In Dailekh, Nepal
I'm not saying I have an answer. Just putting it out there.
Brahmin priests in Dailekh have padlocked temples of the district to protest a recent verdict of the district court.
...(a) court verdict three months ago imprisoned a Brahmin priest on the charge of untouchability.
On April 12, the court sentenced Dipak Upadhyay... for refusing to tie Raksha Bandhan (holy thread tied around the wrist on Janaipurnima day) to a dalit local.
...Claiming they have the right to perform religious rituals as per their wish, the Brahmin priests padlocked a dozen temples...
District chairman of Hindu Vedic Sanatan Parishad (HVSP), Tilak Rijal, said the priests did not need to perform religious rituals for all the people."Practicing untouchability" - that is, discriminating against those traditionally considered of lower Hindu castes - has been made a crime in India and Nepal, though in remote areas such behaviour largely goes unpunished, and many old ways are still observed.

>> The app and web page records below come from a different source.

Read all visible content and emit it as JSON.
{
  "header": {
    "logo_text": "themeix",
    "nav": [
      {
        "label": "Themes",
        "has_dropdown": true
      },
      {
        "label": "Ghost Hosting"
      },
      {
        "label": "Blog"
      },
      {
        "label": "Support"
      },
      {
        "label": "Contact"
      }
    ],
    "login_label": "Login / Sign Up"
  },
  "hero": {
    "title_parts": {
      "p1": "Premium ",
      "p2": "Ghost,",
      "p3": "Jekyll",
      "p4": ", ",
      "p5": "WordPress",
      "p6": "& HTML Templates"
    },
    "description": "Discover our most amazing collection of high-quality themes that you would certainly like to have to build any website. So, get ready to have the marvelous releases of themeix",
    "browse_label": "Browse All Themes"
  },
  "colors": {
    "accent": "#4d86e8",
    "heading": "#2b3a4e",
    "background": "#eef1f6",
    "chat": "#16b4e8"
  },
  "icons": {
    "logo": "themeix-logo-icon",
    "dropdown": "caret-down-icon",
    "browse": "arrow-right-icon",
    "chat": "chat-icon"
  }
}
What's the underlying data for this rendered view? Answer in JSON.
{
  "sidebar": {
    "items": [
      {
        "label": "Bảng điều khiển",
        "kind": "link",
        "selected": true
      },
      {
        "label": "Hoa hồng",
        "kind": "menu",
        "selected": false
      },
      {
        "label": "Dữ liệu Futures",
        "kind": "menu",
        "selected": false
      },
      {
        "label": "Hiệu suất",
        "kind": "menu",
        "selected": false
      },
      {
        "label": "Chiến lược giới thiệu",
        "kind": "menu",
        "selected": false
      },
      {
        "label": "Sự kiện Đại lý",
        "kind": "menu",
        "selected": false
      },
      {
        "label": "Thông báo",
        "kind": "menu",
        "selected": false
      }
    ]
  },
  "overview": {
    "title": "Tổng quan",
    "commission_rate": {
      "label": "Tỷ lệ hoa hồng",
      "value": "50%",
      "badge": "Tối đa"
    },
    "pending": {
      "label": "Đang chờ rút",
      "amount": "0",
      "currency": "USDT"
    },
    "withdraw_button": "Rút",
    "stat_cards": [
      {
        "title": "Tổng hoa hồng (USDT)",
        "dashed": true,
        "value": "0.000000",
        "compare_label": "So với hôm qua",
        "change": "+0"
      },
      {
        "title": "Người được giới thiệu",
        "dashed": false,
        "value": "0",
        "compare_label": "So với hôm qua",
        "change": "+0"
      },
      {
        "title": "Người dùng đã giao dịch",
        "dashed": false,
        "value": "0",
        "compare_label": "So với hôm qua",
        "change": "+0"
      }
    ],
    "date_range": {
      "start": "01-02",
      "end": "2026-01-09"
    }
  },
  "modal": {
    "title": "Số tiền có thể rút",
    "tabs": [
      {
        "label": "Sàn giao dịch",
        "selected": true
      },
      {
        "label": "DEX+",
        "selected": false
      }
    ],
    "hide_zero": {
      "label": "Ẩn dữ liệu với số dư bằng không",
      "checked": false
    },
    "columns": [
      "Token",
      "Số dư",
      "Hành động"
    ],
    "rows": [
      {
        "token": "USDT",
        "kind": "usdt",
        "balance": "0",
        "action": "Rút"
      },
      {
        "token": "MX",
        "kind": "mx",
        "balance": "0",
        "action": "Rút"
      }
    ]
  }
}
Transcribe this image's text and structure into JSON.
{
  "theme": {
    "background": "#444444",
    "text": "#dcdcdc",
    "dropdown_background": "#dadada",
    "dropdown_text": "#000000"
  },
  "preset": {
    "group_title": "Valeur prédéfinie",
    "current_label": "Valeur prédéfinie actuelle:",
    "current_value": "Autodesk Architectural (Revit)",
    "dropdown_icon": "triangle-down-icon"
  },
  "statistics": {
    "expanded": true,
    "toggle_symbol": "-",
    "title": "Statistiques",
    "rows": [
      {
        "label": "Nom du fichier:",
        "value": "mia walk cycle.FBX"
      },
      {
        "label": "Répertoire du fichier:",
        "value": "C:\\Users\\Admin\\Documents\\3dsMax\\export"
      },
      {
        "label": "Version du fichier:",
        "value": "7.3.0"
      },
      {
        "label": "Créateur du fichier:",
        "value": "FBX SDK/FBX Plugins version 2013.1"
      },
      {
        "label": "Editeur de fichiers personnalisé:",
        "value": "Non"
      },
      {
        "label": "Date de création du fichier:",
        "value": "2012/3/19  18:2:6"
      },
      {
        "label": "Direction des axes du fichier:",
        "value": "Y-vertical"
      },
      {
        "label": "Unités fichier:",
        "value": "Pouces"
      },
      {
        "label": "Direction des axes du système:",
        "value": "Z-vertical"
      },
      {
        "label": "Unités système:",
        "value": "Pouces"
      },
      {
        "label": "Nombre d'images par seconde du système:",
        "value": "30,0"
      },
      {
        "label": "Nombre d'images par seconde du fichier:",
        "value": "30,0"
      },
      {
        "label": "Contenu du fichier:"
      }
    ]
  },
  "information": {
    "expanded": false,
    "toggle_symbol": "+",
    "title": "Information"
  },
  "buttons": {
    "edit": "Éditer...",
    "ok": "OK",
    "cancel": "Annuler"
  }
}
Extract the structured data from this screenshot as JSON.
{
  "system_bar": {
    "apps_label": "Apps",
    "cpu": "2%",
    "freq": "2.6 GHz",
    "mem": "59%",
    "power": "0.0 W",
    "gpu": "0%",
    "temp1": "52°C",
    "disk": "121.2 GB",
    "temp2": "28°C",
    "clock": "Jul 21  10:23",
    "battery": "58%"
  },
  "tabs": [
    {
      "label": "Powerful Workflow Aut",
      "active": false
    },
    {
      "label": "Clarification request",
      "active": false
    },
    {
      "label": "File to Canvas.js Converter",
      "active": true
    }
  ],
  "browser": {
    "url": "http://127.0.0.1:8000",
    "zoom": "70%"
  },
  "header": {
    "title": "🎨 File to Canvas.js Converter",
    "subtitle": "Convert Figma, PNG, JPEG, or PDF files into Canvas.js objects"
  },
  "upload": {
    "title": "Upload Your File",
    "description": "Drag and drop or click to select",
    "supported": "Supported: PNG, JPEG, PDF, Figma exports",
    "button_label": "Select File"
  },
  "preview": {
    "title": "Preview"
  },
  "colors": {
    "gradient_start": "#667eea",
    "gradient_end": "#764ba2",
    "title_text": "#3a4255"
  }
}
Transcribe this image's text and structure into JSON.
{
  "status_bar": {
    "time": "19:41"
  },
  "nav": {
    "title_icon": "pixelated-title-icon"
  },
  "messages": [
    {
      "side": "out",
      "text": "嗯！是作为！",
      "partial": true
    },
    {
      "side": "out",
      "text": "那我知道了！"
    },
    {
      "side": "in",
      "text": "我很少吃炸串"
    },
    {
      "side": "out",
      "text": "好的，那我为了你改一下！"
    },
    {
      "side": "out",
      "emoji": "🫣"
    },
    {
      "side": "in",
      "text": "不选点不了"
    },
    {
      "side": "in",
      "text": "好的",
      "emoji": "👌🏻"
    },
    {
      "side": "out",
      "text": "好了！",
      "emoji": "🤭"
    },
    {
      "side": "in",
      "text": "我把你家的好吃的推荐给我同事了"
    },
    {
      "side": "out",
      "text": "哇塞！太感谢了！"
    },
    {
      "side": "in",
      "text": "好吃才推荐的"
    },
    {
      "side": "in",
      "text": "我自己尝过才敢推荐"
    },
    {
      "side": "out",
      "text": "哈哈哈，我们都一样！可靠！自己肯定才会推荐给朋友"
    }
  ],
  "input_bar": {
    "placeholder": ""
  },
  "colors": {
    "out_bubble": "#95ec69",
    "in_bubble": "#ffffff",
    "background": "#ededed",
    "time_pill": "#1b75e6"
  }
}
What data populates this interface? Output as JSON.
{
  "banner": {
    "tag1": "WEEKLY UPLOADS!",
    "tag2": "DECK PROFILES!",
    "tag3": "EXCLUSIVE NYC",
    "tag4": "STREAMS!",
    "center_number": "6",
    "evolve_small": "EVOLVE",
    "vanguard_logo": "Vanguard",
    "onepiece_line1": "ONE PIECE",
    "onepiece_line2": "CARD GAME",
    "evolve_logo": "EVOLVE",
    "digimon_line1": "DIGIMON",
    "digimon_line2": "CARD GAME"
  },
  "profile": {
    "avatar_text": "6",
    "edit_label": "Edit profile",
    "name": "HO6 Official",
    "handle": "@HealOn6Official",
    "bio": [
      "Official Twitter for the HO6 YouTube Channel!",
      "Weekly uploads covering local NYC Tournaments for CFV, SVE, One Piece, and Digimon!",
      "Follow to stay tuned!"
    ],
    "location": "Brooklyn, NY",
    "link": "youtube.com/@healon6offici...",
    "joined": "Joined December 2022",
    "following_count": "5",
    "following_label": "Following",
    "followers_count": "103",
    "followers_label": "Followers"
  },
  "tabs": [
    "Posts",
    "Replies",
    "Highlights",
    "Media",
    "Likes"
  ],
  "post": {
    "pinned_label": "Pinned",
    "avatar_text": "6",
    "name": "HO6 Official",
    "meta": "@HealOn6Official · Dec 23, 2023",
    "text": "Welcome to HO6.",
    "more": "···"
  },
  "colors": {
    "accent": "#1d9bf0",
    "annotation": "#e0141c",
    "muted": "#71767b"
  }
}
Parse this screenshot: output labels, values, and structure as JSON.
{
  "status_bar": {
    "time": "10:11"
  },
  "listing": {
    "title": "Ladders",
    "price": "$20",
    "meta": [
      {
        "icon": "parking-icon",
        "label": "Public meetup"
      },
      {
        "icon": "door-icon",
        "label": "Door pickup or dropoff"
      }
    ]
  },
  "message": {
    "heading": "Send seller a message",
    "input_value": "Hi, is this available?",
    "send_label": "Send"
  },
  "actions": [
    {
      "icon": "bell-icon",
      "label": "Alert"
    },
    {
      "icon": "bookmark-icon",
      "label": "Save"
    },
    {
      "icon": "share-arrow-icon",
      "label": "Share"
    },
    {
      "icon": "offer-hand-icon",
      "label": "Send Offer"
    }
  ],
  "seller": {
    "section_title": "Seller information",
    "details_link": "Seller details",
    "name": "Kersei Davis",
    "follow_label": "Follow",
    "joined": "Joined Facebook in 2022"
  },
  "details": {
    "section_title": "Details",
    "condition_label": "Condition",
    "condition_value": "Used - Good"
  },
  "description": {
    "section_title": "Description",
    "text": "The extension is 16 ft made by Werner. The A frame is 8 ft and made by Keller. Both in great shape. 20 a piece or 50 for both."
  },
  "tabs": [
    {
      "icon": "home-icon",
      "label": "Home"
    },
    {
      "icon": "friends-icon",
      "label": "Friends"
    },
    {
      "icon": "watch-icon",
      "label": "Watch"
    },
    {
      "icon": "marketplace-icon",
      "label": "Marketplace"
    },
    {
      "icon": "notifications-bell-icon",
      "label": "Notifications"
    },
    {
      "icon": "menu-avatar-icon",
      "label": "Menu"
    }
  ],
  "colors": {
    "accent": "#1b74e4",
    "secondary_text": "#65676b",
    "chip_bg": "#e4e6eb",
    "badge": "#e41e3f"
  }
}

So, is this religious freedom, or racism? Or, at the very least, illegal discrimination? Should the courts be able to tell houses of worship whom they must accomodate? How would we feel if it were a White Supremacist church (they do exist) refusing admission to someone of another race? Is that even a valid analogy? Many Hindu temples specify "Hindus Only"; however, the Dalits themselves are Hindus. Does this mean they have to admit all Hindus regardless of caste?
And if there is a tradition of excluding certain Hindus, how much does the tradition matter? That is, is it beyond the law ?
Just asking questions.